→ **The records**:
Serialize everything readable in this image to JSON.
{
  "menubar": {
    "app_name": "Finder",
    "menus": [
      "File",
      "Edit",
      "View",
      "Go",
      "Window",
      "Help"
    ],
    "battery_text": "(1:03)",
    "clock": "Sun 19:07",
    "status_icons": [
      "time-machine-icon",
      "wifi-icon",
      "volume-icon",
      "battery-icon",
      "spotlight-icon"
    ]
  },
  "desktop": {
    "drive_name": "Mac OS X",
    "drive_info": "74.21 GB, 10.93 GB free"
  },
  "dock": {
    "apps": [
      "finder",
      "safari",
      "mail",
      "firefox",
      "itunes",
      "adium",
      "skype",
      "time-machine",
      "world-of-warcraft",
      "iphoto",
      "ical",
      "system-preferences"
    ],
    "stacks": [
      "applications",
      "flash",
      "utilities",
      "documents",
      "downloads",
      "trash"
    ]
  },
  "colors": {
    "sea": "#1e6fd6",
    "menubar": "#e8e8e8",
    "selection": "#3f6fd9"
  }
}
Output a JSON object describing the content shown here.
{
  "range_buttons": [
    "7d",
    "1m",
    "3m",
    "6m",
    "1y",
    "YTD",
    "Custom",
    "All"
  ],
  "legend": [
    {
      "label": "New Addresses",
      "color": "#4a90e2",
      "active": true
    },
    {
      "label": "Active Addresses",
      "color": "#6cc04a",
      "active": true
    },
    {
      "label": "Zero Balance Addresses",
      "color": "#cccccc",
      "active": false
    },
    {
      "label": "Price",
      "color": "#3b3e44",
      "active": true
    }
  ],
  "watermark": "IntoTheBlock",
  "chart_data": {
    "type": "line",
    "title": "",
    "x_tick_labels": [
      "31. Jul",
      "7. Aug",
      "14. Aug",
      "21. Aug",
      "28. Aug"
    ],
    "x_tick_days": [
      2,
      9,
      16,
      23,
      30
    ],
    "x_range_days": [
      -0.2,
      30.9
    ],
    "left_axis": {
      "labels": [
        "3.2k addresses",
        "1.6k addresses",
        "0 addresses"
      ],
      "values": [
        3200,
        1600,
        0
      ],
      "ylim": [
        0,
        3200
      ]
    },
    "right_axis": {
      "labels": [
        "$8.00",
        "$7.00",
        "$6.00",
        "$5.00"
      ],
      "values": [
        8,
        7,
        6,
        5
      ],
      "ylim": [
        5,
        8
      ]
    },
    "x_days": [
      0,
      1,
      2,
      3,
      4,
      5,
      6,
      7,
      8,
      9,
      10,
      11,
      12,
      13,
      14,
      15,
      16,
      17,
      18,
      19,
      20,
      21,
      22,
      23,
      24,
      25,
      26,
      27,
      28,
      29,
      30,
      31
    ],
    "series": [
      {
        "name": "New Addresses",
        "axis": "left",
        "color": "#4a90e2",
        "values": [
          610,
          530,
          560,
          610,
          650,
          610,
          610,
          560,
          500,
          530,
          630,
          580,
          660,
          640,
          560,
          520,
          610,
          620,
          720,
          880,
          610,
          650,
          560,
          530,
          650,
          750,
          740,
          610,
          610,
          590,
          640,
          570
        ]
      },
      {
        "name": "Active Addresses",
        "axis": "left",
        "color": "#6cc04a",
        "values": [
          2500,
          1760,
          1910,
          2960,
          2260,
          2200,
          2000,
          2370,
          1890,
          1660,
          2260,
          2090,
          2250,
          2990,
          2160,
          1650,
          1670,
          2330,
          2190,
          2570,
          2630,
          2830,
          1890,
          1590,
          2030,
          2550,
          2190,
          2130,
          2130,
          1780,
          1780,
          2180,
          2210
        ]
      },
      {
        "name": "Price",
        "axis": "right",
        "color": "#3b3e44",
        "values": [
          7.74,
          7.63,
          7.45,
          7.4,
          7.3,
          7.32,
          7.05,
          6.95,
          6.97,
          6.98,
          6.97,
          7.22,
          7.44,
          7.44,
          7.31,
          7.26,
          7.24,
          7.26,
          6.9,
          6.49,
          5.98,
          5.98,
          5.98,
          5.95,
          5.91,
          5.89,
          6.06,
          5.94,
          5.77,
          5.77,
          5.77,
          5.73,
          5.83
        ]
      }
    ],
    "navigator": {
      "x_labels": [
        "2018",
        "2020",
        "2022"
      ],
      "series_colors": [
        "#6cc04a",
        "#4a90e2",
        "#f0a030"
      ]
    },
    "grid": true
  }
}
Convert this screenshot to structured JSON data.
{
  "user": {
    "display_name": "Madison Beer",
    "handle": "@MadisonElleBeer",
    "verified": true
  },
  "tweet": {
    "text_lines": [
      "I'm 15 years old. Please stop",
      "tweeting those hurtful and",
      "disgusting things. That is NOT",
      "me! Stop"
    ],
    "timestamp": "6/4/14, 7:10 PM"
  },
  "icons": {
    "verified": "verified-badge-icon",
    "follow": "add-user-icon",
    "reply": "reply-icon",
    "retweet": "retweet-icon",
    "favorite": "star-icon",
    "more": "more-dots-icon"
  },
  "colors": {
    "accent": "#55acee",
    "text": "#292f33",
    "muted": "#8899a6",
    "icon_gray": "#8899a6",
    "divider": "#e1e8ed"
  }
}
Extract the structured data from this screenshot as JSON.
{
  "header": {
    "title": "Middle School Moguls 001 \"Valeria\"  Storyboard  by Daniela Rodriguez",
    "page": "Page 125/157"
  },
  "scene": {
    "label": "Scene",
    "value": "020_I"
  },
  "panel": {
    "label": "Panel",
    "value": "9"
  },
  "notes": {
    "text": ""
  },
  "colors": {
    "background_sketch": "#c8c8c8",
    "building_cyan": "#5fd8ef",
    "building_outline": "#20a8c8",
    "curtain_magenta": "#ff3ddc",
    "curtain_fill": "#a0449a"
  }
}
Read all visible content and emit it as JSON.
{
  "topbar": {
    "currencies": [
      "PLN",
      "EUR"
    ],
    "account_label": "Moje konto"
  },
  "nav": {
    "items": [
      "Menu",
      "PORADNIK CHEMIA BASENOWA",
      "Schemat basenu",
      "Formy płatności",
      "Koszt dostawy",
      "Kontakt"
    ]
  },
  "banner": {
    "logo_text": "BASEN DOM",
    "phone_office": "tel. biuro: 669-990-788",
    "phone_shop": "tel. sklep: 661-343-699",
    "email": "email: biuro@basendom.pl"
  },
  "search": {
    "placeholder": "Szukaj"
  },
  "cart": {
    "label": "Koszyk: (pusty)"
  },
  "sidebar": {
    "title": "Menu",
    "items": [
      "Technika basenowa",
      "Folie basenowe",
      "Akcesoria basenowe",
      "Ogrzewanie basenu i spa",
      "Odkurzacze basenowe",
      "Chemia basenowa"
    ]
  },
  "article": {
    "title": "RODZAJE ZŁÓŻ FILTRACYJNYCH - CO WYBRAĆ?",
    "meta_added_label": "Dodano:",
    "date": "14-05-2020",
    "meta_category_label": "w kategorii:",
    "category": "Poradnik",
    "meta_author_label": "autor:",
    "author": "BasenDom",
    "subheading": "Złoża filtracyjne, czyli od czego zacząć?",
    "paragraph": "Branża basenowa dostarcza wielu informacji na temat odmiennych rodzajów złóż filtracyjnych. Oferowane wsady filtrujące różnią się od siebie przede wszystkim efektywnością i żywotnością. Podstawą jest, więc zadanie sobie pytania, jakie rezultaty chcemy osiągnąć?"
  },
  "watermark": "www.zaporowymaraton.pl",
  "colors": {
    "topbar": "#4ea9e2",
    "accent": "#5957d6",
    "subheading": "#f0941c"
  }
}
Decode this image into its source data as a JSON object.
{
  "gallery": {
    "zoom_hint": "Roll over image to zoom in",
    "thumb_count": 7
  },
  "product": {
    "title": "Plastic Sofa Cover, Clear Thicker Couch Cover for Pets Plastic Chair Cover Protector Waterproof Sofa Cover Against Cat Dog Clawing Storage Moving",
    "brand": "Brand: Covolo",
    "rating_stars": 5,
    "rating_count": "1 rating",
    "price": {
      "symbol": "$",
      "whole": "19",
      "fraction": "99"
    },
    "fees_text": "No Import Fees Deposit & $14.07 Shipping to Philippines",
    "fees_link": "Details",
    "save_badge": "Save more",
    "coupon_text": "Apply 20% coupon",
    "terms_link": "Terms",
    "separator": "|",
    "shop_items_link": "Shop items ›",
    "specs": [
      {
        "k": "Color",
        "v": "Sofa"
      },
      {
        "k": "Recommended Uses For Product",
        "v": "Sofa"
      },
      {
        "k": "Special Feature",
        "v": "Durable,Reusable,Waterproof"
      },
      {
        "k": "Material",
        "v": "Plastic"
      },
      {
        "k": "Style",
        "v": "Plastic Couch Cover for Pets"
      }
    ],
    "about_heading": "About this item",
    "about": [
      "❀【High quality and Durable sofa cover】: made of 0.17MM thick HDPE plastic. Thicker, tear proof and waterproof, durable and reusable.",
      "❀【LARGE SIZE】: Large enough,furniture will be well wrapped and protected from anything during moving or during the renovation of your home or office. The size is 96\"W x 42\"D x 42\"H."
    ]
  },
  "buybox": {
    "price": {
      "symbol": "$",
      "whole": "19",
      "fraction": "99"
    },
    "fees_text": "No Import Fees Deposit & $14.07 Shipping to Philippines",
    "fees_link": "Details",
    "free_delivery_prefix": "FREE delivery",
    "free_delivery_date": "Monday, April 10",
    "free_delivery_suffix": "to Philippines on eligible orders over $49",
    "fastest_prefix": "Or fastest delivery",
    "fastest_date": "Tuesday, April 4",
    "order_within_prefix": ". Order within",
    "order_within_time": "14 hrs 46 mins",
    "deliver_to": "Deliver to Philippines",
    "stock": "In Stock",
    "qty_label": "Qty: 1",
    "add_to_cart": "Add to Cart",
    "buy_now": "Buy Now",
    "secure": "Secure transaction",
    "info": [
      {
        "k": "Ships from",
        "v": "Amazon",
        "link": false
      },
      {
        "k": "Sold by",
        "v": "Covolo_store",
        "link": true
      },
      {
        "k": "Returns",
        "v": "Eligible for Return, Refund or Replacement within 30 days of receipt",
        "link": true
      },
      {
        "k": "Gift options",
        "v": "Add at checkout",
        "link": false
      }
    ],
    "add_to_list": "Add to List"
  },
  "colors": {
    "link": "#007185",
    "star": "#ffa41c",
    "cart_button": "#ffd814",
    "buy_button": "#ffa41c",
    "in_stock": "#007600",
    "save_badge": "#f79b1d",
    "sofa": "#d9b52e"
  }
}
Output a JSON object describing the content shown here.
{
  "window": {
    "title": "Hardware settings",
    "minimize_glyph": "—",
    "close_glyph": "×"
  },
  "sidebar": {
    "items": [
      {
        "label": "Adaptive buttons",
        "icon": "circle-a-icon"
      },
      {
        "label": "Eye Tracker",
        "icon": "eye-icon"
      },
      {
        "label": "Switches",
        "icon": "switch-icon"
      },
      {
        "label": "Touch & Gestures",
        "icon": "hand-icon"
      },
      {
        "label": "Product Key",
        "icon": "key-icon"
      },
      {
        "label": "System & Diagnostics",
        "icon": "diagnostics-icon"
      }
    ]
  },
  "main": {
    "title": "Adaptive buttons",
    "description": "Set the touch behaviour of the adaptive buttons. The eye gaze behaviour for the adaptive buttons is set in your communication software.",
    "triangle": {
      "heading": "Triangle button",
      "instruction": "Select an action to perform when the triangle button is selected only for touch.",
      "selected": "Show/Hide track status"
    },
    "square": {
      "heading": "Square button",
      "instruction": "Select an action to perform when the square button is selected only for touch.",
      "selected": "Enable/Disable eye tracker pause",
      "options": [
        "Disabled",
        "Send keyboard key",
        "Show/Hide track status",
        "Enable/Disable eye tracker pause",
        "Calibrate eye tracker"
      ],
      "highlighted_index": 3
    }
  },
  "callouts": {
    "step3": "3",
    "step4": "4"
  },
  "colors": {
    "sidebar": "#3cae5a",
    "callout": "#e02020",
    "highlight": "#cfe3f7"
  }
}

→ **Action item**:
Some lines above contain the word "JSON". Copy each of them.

→ **Problem solution**:
Serialize everything readable in this image to JSON.
Output a JSON object describing the content shown here.
Convert this screenshot to structured JSON data.
Extract the structured data from this screenshot as JSON.
Read all visible content and emit it as JSON.
Decode this image into its source data as a JSON object.
Output a JSON object describing the content shown here.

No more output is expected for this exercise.